## ACTIVITY
Below is the data. Give it again, complete and exact.

(Extracted records)

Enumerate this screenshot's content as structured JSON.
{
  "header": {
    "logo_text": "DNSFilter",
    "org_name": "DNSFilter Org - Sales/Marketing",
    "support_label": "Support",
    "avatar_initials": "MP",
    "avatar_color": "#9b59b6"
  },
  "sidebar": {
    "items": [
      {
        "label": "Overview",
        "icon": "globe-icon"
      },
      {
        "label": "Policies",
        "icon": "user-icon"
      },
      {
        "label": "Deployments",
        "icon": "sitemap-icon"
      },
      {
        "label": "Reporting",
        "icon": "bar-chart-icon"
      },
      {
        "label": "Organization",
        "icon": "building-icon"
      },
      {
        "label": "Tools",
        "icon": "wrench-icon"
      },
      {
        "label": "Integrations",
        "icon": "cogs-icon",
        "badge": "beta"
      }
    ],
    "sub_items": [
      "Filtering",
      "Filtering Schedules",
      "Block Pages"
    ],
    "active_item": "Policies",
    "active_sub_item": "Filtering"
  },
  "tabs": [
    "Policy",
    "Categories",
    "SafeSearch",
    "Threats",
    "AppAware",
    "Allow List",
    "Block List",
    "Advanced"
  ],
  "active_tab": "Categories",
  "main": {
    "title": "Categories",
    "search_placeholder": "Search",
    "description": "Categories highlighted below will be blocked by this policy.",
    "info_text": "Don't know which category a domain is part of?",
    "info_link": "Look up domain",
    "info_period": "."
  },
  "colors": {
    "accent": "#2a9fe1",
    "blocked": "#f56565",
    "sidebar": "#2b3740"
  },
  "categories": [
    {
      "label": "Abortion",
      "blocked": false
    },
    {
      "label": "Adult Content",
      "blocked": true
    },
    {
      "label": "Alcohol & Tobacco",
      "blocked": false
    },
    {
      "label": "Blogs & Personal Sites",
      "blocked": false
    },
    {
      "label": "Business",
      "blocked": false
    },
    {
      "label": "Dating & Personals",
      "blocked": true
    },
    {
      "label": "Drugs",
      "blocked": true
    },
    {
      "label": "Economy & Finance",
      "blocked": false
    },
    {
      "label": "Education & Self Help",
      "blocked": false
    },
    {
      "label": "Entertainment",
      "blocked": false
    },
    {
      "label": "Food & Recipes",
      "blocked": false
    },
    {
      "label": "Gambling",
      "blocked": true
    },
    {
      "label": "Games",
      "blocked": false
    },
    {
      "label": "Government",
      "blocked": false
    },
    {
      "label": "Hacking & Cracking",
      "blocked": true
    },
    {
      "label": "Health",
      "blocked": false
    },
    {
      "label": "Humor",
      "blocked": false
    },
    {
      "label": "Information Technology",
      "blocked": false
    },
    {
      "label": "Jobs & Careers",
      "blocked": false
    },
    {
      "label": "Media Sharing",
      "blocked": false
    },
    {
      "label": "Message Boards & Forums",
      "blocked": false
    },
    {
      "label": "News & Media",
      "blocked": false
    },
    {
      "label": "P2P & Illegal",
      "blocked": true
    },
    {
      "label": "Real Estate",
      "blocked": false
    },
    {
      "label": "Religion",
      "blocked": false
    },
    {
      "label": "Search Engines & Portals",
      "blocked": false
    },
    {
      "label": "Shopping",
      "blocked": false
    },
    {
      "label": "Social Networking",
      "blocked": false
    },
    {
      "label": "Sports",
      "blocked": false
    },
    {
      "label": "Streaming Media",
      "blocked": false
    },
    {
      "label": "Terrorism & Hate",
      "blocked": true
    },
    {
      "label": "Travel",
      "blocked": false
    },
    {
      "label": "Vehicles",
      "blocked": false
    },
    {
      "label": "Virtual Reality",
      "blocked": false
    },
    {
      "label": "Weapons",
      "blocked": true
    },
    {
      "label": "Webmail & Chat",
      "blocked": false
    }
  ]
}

## THE ANSWER
Enumerate this screenshot's content as structured JSON.
{
  "header": {
    "logo_text": "DNSFilter",
    "org_name": "DNSFilter Org - Sales/Marketing",
    "support_label": "Support",
    "avatar_initials": "MP",
    "avatar_color": "#9b59b6"
  },
  "sidebar": {
    "items": [
      {
        "label": "Overview",
        "icon": "globe-icon"
      },
      {
        "label": "Policies",
        "icon": "user-icon"
      },
      {
        "label": "Deployments",
        "icon": "sitemap-icon"
      },
      {
        "label": "Reporting",
        "icon": "bar-chart-icon"
      },
      {
        "label": "Organization",
        "icon": "building-icon"
      },
      {
        "label": "Tools",
        "icon": "wrench-icon"
      },
      {
        "label": "Integrations",
        "icon": "cogs-icon",
        "badge": "beta"
      }
    ],
    "sub_items": [
      "Filtering",
      "Filtering Schedules",
      "Block Pages"
    ],
    "active_item": "Policies",
    "active_sub_item": "Filtering"
  },
  "tabs": [
    "Policy",
    "Categories",
    "SafeSearch",
    "Threats",
    "AppAware",
    "Allow List",
    "Block List",
    "Advanced"
  ],
  "active_tab": "Categories",
  "main": {
    "title": "Categories",
    "search_placeholder": "Search",
    "description": "Categories highlighted below will be blocked by this policy.",
    "info_text": "Don't know which category a domain is part of?",
    "info_link": "Look up domain",
    "info_period": "."
  },
  "colors": {
    "accent": "#2a9fe1",
    "blocked": "#f56565",
    "sidebar": "#2b3740"
  },
  "categories": [
    {
      "label": "Abortion",
      "blocked": false
    },
    {
      "label": "Adult Content",
      "blocked": true
    },
    {
      "label": "Alcohol & Tobacco",
      "blocked": false
    },
    {
      "label": "Blogs & Personal Sites",
      "blocked": false
    },
    {
      "label": "Business",
      "blocked": false
    },
    {
      "label": "Dating & Personals",
      "blocked": true
    },
    {
      "label": "Drugs",
      "blocked": true
    },
    {
      "label": "Economy & Finance",
      "blocked": false
    },
    {
      "label": "Education & Self Help",
      "blocked": false
    },
    {
      "label": "Entertainment",
      "blocked": false
    },
    {
      "label": "Food & Recipes",
      "blocked": false
    },
    {
      "label": "Gambling",
      "blocked": true
    },
    {
      "label": "Games",
      "blocked": false
    },
    {
      "label": "Government",
      "blocked": false
    },
    {
      "label": "Hacking & Cracking",
      "blocked": true
    },
    {
      "label": "Health",
      "blocked": false
    },
    {
      "label": "Humor",
      "blocked": false
    },
    {
      "label": "Information Technology",
      "blocked": false
    },
    {
      "label": "Jobs & Careers",
      "blocked": false
    },
    {
      "label": "Media Sharing",
      "blocked": false
    },
    {
      "label": "Message Boards & Forums",
      "blocked": false
    },
    {
      "label": "News & Media",
      "blocked": false
    },
    {
      "label": "P2P & Illegal",
      "blocked": true
    },
    {
      "label": "Real Estate",
      "blocked": false
    },
    {
      "label": "Religion",
      "blocked": false
    },
    {
      "label": "Search Engines & Portals",
      "blocked": false
    },
    {
      "label": "Shopping",
      "blocked": false
    },
    {
      "label": "Social Networking",
      "blocked": false
    },
    {
      "label": "Sports",
      "blocked": false
    },
    {
      "label": "Streaming Media",
      "blocked": false
    },
    {
      "label": "Terrorism & Hate",
      "blocked": true
    },
    {
      "label": "Travel",
      "blocked": false
    },
    {
      "label": "Vehicles",
      "blocked": false
    },
    {
      "label": "Virtual Reality",
      "blocked": false
    },
    {
      "label": "Weapons",
      "blocked": true
    },
    {
      "label": "Webmail & Chat",
      "blocked": false
    }
  ]
}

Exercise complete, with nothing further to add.